With kidnap survivor Elizabeth Smart (search) by his side, President Bush signed a bill Wednesday that institutes a nationwide alert system meant to quickly inform the public of child abductions.

The Amber Alert (search), part of a package of child safety laws signed by Congress earlier this month, was named after 9-year-old Amber Hagerman of Arlington, Texas, who was kidnapped and murdered in 1996.

"We're acting today in her memory and in the memory of so many other girls and boys who lost their lives in innocence from acts of violence and cruelty," Bush said in a Rose Garden ceremony before signing the bill.  

Bush began the speech by saying "I am glad you all are here," a typical refrain that took on added meaning as he welcomed to the White House Hagerman's mother and the families of seven others carrying both joyful stories of their children's rescue and tales of heartbreaking losses.

Surrounded by all of the families, Bush said the law marks important progress in preventing child kidnapping and abuse.

"No family should ever have to endure the nightmare of losing a child," Bush said. "Our nation will fight threats against our children."

The centerpiece of the PROTECT Act of 2003 is the expansion of the Amber Alert program from a statewide to a national program that speeds information over radio and television and electronic highway signs in several states.

The legislation provides federal matching grants to states and communities for equipment and training to create a national network.

Among those attending the sunny springtime event were Jacqueline Marris and Tamara Brooks, teenagers abducted at gunpoint in Lancaster, Calif., and rescued 12 hours later.

News of their disappearance led to the first use of the Amber Alert in California and the subsequent sighting of the stolen car they were in. Sheriff's deputies were able to close in on the abductor while he was sleeping and shot him to death when he awakened and pointed a gun at the police. 

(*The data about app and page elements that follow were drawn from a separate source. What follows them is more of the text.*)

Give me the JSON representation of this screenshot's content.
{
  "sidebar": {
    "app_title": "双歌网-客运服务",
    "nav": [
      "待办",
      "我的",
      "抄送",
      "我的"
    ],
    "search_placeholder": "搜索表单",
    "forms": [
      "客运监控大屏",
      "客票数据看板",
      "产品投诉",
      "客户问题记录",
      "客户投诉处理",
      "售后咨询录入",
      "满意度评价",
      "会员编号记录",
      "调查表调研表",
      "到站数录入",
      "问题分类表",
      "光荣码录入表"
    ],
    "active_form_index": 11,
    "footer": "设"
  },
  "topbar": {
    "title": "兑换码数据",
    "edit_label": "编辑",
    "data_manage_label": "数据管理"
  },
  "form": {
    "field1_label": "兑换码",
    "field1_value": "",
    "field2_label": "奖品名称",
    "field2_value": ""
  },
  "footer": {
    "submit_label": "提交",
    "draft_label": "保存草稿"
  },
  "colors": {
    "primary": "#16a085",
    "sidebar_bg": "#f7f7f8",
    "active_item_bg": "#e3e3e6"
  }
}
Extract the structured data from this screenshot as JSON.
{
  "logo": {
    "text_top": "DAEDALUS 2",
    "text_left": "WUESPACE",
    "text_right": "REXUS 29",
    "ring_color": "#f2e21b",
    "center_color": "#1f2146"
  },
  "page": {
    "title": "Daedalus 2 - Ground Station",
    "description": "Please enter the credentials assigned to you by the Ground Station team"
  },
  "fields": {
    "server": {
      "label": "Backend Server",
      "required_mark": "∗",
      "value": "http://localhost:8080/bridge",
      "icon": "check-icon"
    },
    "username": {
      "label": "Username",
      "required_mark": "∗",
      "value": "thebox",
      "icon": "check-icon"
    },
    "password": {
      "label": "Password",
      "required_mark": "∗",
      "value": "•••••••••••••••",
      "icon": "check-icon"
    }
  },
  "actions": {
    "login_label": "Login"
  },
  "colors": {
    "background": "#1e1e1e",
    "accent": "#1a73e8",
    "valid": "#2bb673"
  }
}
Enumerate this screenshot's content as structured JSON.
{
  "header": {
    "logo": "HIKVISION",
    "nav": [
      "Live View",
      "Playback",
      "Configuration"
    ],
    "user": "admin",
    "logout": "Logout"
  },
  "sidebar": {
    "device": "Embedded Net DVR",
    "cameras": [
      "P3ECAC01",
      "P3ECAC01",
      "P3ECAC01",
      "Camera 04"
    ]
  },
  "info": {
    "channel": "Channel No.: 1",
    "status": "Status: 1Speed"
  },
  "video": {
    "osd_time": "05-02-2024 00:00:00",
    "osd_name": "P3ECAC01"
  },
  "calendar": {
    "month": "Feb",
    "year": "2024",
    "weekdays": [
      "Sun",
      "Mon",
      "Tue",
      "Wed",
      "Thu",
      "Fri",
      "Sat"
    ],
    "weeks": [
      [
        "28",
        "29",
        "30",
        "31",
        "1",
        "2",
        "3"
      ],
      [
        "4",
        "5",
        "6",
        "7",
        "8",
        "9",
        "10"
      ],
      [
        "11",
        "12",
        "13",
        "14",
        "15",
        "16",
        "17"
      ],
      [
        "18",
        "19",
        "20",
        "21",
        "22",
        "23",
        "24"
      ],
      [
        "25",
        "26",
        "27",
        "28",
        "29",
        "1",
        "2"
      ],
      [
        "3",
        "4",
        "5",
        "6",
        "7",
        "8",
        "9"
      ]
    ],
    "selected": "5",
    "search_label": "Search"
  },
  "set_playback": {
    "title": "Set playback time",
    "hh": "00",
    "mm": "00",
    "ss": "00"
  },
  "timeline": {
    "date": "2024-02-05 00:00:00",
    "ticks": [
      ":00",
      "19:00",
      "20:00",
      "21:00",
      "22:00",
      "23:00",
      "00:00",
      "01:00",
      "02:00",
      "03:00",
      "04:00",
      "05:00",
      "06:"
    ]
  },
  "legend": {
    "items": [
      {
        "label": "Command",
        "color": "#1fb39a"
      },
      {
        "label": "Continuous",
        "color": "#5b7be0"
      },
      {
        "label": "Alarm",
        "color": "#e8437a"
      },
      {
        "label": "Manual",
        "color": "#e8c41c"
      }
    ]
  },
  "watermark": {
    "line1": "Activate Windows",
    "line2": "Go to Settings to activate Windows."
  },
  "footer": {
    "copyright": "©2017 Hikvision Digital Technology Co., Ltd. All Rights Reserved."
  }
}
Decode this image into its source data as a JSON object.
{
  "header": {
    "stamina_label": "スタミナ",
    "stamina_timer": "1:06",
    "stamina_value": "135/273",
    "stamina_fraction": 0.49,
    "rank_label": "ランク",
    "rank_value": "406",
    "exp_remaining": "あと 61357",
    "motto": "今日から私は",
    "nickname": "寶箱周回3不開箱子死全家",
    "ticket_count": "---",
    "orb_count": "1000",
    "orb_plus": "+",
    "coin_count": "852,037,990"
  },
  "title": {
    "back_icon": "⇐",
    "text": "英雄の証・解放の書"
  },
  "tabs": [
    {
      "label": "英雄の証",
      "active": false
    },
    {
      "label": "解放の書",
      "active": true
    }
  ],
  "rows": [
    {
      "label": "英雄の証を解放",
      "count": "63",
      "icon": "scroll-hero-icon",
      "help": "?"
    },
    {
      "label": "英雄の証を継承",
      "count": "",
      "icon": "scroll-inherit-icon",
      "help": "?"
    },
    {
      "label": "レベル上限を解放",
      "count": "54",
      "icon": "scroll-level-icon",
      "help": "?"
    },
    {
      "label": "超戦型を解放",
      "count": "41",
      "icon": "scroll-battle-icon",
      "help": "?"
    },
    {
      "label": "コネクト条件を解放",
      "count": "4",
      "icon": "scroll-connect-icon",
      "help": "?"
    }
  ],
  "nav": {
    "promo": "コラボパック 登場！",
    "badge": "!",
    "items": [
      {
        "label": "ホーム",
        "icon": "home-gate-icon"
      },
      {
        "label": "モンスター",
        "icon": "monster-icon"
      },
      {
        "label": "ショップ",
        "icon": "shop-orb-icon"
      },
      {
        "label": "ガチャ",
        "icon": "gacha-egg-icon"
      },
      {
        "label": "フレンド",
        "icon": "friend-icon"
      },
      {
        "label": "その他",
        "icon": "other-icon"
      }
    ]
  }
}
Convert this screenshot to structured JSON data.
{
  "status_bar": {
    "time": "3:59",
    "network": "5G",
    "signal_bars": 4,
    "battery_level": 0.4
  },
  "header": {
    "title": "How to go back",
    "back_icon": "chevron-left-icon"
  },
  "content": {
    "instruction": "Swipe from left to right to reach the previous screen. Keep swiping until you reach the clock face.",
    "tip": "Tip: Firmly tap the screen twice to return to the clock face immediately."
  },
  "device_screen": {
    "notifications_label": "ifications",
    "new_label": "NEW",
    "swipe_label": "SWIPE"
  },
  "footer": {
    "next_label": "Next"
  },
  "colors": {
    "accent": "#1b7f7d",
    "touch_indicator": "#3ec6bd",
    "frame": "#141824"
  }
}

Elizabeth Smart was found in March, nine months after the Salt Lake City teen was kidnapped at knifepoint from her bedroom. After her recovery, her father Ed Smart, urged Congress to pass quickly just the Amber Alert portion of the bill, fearing the larger measure would get killed in negotiations.

But House Republican lawmakers, specifically, Judiciary Committee Chairman James Sensenbrenner of Wisconsin, insisted that the Amber Alert not be stripped from a larger bill that also strengthened federal criminal penalties for child pornographers, sexual abusers and kidnappers.

Those elements made it into the final measure despite arguments by Democrats that they wanted more time to discuss whether the new law would limit the ability of federal judges to impose their own sentences. The House version passed 400-25; the Senate passed the bill 98-0.

The final outcome pleased Brenda Van Dam, whose 7-year-old daughter Danielle was murdered by a neighbor, who was sentenced to death last January.

"I am very impressed. I knew the Amber Alert bill encompassed more than just the Amber Alert, but I wasn't filled in on how much it did encompass. I am truly impressed. I think this is a step in the right direction but we have a lot more to do," Van Dam told Fox News.

Van Dam added that she isn't sure that the Amber Alert itself would have helped save the life of her daughter, but she does think that had it been made into law earlier it could have saved more lives.

"We need to get ahead of these predators and save more children that way. And I think the stiffer laws for sex offenders, if they are going to be repeat sex offenders, they deserve to be behind bars for the rest of their lives," she said.

Other provisions include: prohibiting soliciting anything represented to be child pornography; making it easier to prosecute sex tour operators and people who travel overseas for sex with minors; allowing federal judges to order supervision of released sex offenders for the rest of their lives; making it illegal to attempt to take or keep a child outside the United States to avoid custody battles; and requiring convicted child pornographers to register in the National Sex Offender Registry.

Earlier in the day, the White House said the Smart family had requested that it not reveal whether Elizabeth, who wore a white ribbon in her hair and stood between her parents, would attend the ceremony. Smart, now 15, was returned to her family March 12; two transients have been charged in her kidnapping.

Bush also awarded Alabama elementary school teacher Betsy Rogers the title of national teacher of the year, kicking off her year as a roving educational ambassador.

The Associated Press contributed to this report.